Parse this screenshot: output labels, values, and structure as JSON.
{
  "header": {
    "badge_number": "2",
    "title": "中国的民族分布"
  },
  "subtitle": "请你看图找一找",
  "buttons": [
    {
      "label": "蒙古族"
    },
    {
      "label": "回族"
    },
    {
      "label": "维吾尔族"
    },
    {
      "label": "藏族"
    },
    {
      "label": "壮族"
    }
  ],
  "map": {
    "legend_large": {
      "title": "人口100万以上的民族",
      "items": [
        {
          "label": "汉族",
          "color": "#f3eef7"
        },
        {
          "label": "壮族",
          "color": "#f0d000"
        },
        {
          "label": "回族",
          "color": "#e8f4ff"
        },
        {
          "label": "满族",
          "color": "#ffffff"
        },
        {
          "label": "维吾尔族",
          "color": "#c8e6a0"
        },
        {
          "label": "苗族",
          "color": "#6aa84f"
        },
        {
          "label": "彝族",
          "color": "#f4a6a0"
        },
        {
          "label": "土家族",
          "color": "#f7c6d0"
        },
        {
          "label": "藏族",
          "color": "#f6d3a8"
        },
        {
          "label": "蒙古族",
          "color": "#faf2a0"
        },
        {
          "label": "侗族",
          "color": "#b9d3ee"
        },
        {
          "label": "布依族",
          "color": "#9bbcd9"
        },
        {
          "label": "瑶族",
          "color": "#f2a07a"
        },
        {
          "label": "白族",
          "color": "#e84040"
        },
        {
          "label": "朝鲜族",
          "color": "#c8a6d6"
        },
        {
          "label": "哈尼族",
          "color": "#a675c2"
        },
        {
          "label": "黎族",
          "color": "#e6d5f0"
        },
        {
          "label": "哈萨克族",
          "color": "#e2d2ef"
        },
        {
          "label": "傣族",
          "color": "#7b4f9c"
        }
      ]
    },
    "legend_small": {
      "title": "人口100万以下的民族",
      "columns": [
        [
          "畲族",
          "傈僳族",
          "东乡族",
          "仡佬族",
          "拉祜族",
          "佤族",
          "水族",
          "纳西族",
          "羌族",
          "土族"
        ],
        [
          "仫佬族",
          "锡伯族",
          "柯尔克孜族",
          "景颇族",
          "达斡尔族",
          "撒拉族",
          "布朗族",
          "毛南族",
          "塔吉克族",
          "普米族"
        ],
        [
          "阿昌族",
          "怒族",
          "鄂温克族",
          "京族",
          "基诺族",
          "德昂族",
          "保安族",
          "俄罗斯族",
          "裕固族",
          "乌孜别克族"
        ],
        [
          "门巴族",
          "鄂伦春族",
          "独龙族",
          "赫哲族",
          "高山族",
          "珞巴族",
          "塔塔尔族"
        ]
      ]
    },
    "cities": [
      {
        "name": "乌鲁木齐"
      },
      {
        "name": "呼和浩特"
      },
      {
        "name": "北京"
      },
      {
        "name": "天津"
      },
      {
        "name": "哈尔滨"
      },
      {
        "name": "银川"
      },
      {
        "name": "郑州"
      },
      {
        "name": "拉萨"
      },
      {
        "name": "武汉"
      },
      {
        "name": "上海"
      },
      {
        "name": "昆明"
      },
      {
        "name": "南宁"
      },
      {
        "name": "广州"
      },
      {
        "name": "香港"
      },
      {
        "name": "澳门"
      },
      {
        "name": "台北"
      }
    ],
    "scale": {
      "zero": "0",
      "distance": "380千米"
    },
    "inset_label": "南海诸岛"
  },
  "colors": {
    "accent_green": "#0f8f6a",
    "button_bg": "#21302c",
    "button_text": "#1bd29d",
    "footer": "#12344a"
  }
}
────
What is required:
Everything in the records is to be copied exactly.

Answer for the task:
Parse this screenshot: output labels, values, and structure as JSON.
{
  "header": {
    "badge_number": "2",
    "title": "中国的民族分布"
  },
  "subtitle": "请你看图找一找",
  "buttons": [
    {
      "label": "蒙古族"
    },
    {
      "label": "回族"
    },
    {
      "label": "维吾尔族"
    },
    {
      "label": "藏族"
    },
    {
      "label": "壮族"
    }
  ],
  "map": {
    "legend_large": {
      "title": "人口100万以上的民族",
      "items": [
        {
          "label": "汉族",
          "color": "#f3eef7"
        },
        {
          "label": "壮族",
          "color": "#f0d000"
        },
        {
          "label": "回族",
          "color": "#e8f4ff"
        },
        {
          "label": "满族",
          "color": "#ffffff"
        },
        {
          "label": "维吾尔族",
          "color": "#c8e6a0"
        },
        {
          "label": "苗族",
          "color": "#6aa84f"
        },
        {
          "label": "彝族",
          "color": "#f4a6a0"
        },
        {
          "label": "土家族",
          "color": "#f7c6d0"
        },
        {
          "label": "藏族",
          "color": "#f6d3a8"
        },
        {
          "label": "蒙古族",
          "color": "#faf2a0"
        },
        {
          "label": "侗族",
          "color": "#b9d3ee"
        },
        {
          "label": "布依族",
          "color": "#9bbcd9"
        },
        {
          "label": "瑶族",
          "color": "#f2a07a"
        },
        {
          "label": "白族",
          "color": "#e84040"
        },
        {
          "label": "朝鲜族",
          "color": "#c8a6d6"
        },
        {
          "label": "哈尼族",
          "color": "#a675c2"
        },
        {
          "label": "黎族",
          "color": "#e6d5f0"
        },
        {
          "label": "哈萨克族",
          "color": "#e2d2ef"
        },
        {
          "label": "傣族",
          "color": "#7b4f9c"
        }
      ]
    },
    "legend_small": {
      "title": "人口100万以下的民族",
      "columns": [
        [
          "畲族",
          "傈僳族",
          "东乡族",
          "仡佬族",
          "拉祜族",
          "佤族",
          "水族",
          "纳西族",
          "羌族",
          "土族"
        ],
        [
          "仫佬族",
          "锡伯族",
          "柯尔克孜族",
          "景颇族",
          "达斡尔族",
          "撒拉族",
          "布朗族",
          "毛南族",
          "塔吉克族",
          "普米族"
        ],
        [
          "阿昌族",
          "怒族",
          "鄂温克族",
          "京族",
          "基诺族",
          "德昂族",
          "保安族",
          "俄罗斯族",
          "裕固族",
          "乌孜别克族"
        ],
        [
          "门巴族",
          "鄂伦春族",
          "独龙族",
          "赫哲族",
          "高山族",
          "珞巴族",
          "塔塔尔族"
        ]
      ]
    },
    "cities": [
      {
        "name": "乌鲁木齐"
      },
      {
        "name": "呼和浩特"
      },
      {
        "name": "北京"
      },
      {
        "name": "天津"
      },
      {
        "name": "哈尔滨"
      },
      {
        "name": "银川"
      },
      {
        "name": "郑州"
      },
      {
        "name": "拉萨"
      },
      {
        "name": "武汉"
      },
      {
        "name": "上海"
      },
      {
        "name": "昆明"
      },
      {
        "name": "南宁"
      },
      {
        "name": "广州"
      },
      {
        "name": "香港"
      },
      {
        "name": "澳门"
      },
      {
        "name": "台北"
      }
    ],
    "scale": {
      "zero": "0",
      "distance": "380千米"
    },
    "inset_label": "南海诸岛"
  },
  "colors": {
    "accent_green": "#0f8f6a",
    "button_bg": "#21302c",
    "button_text": "#1bd29d",
    "footer": "#12344a"
  }
}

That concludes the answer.